When asked Wednesday to reflect on that decision, Staley stood firm with the idea of playing his starters.
"I know that there’s no one that felt worse about Mike Williams not being able to compete in the game than me," Staley said. "Going into that game, I think there were a couple of things from a thought process, that I want everyone to know. You really have to establish the standard for your team in how you’re going to compete. I think the way that I believe is that it’s very hard to decide who’s more valuable than the others."
Since the incident, Staley has used the size of the roster on game day as a reason behind playing his starters. He reiterated that at his final press conference, stating that they don't have 90 players available as they do during the preseason.
"It wouldn’t have mattered if it were Mike or anybody else," Staley said. "I don’t want to lose anybody on my team. I think it’s really hard for people to understand because if it would have been anyone else, I would have felt the same way. ... I think that’s the hard part of being an NFL coach, is that you have to make decisions like that. It was tough to lose Mike in that game. I think, doing it over again, I’m proud of our process.”

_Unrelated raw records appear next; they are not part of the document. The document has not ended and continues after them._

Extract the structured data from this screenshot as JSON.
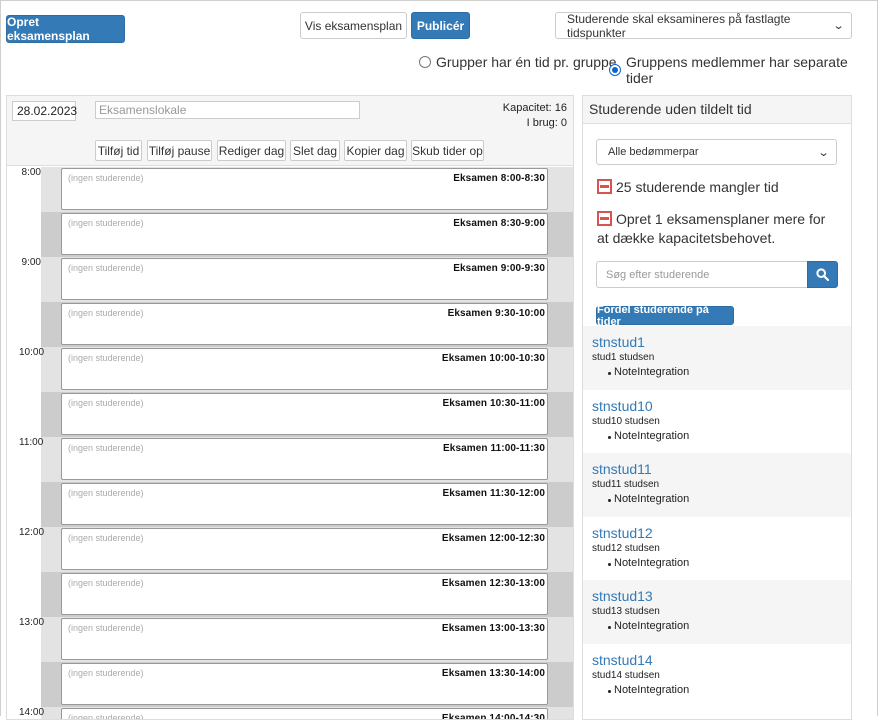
{
  "toolbar": {
    "create_label": "Opret eksamensplan",
    "view_label": "Vis eksamensplan",
    "publish_label": "Publicér",
    "mode_select": "Studerende skal eksamineres på fastlagte tidspunkter"
  },
  "radios": [
    {
      "label": "Grupper har én tid pr. gruppe",
      "checked": false
    },
    {
      "label": "Gruppens medlemmer har separate tider",
      "checked": true
    }
  ],
  "calendar": {
    "date": "28.02.2023",
    "room_placeholder": "Eksamenslokale",
    "capacity": "Kapacitet: 16",
    "in_use": "I brug: 0",
    "buttons": [
      "Tilføj tid",
      "Tilføj pause",
      "Rediger dag",
      "Slet dag",
      "Kopier dag",
      "Skub tider op"
    ],
    "hours": [
      "8:00",
      "9:00",
      "10:00",
      "11:00",
      "12:00",
      "13:00",
      "14:00"
    ],
    "empty_label": "(ingen studerende)",
    "slots": [
      "Eksamen  8:00-8:30",
      "Eksamen  8:30-9:00",
      "Eksamen  9:00-9:30",
      "Eksamen  9:30-10:00",
      "Eksamen  10:00-10:30",
      "Eksamen  10:30-11:00",
      "Eksamen  11:00-11:30",
      "Eksamen  11:30-12:00",
      "Eksamen  12:00-12:30",
      "Eksamen  12:30-13:00",
      "Eksamen  13:00-13:30",
      "Eksamen  13:30-14:00",
      "Eksamen  14:00-14:30"
    ]
  },
  "panel": {
    "title": "Studerende uden tildelt tid",
    "grader_select": "Alle bedømmerpar",
    "warn_missing": "25 studerende mangler tid",
    "warn_capacity": "Opret 1 eksamensplaner mere for at dække kapacitetsbehovet.",
    "search_placeholder": "Søg efter studerende",
    "assign_label": "Fordel studerende på tider",
    "students": [
      {
        "name": "stnstud1",
        "full": "stud1 studsen",
        "note": "NoteIntegration"
      },
      {
        "name": "stnstud10",
        "full": "stud10 studsen",
        "note": "NoteIntegration"
      },
      {
        "name": "stnstud11",
        "full": "stud11 studsen",
        "note": "NoteIntegration"
      },
      {
        "name": "stnstud12",
        "full": "stud12 studsen",
        "note": "NoteIntegration"
      },
      {
        "name": "stnstud13",
        "full": "stud13 studsen",
        "note": "NoteIntegration"
      },
      {
        "name": "stnstud14",
        "full": "stud14 studsen",
        "note": "NoteIntegration"
      }
    ]
  },
  "colors": {
    "primary": "#337ab7",
    "warning": "#d9534f",
    "slot_shade_dark": "#cccccc",
    "slot_shade_light": "#e3e3e3"
  }
}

Addressing the collapse vs. Jacksonville
The collapse last Saturday night at TIAA Bank Field to the Jaguars, sent the Chargers' packing despite at one point leading 27-0, and finishing the game +5 in the turnover margin.
It was the third-largest comeback in playoff history by the Jaguars. It was also the first time in Chargers' franchise history they've lost a game with a +5 turnover margin, previously being 17-0 all-time.
Certainly, you don't blow a 27-point lead by just one thing. A lot has to go wrong, and it did. Staley said in addressing the team following the loss, he took full ownership for letting the game unravel the way it did.
"You don’t want to be in denial of what happened," Staley said of the Chargers' playoff loss. "You don’t want to look away and say, ‘Hey, we’re moving on and we’re not looking back.’ We have to take full responsibility for that. In all three phases of coaching and playing, it wasn’t good enough, starting with me. That’s what I did in front of the team. I said, ‘I didn’t do well enough in the game for our team.’"
While the season ended on a sour note, Staley still voiced his confidence of what the Chargers can achieve next season with many of the key pieces still under contract. Staley went as far to say he believed this year's team was capable of winning a championship and that the culture will only get stronger when they pick back up in 2023.
"The people that have been here for two years know the caliber of this locker room," Staley said. "The caliber of this team moving forward, is in a much better place than it was a year ago. That is the most important thing that you have to take away, that this group is good enough."
Several Chargers players echoed similar thoughts on Sunday, stating they feel strongly that the team isn't far away from reaching the vision they started the year with.
"Real close," safety Derwin James said on how close the team is to getting over the hump. "And I ain't just saying that. Real close."